EXERCISE MATERIAL section start

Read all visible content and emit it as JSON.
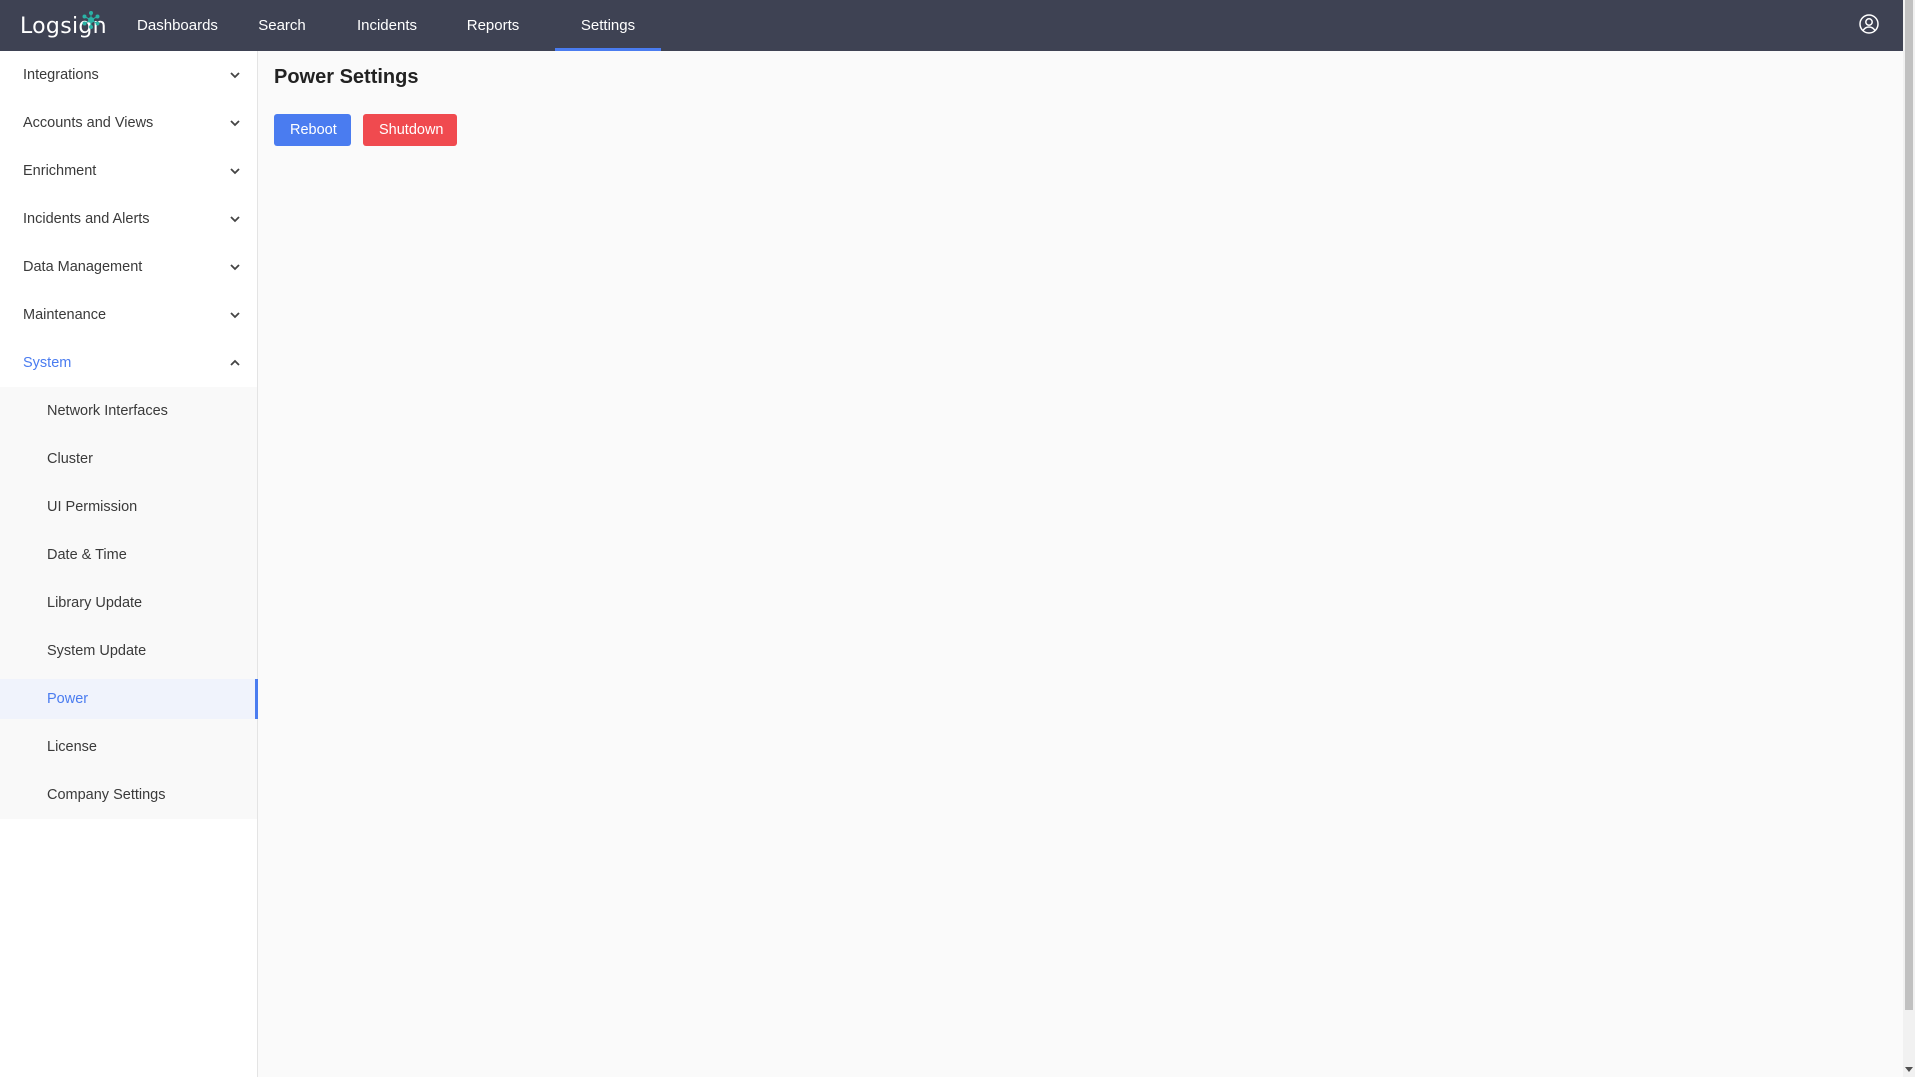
{
  "app": {
    "logo_text": "Logsign",
    "colors": {
      "topbar": "#3e4253",
      "accent": "#4a7cf0",
      "danger": "#f04a4f",
      "logo_mark": "#2ab3a6"
    }
  },
  "nav": {
    "items": [
      {
        "label": "Dashboards"
      },
      {
        "label": "Search"
      },
      {
        "label": "Incidents"
      },
      {
        "label": "Reports"
      },
      {
        "label": "Settings"
      }
    ],
    "active": "Settings",
    "user_icon": "user-circle-icon"
  },
  "sidebar": {
    "groups": [
      {
        "label": "Integrations",
        "icon": "chevron-down-icon"
      },
      {
        "label": "Accounts and Views",
        "icon": "chevron-down-icon"
      },
      {
        "label": "Enrichment",
        "icon": "chevron-down-icon"
      },
      {
        "label": "Incidents and Alerts",
        "icon": "chevron-down-icon"
      },
      {
        "label": "Data Management",
        "icon": "chevron-down-icon"
      },
      {
        "label": "Maintenance",
        "icon": "chevron-down-icon"
      },
      {
        "label": "System",
        "icon": "chevron-up-icon"
      }
    ],
    "system_items": [
      {
        "label": "Network Interfaces"
      },
      {
        "label": "Cluster"
      },
      {
        "label": "UI Permission"
      },
      {
        "label": "Date & Time"
      },
      {
        "label": "Library Update"
      },
      {
        "label": "System Update"
      },
      {
        "label": "Power"
      },
      {
        "label": "License"
      },
      {
        "label": "Company Settings"
      }
    ],
    "active_item": "Power"
  },
  "main": {
    "title": "Power Settings",
    "reboot_label": "Reboot",
    "shutdown_label": "Shutdown"
  }
}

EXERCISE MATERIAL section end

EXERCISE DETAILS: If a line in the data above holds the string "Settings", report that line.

EXERCISE OUTPUT:
        "label": "Settings"
    "active": "Settings",
        "label": "Company Settings"
    "title": "Power Settings",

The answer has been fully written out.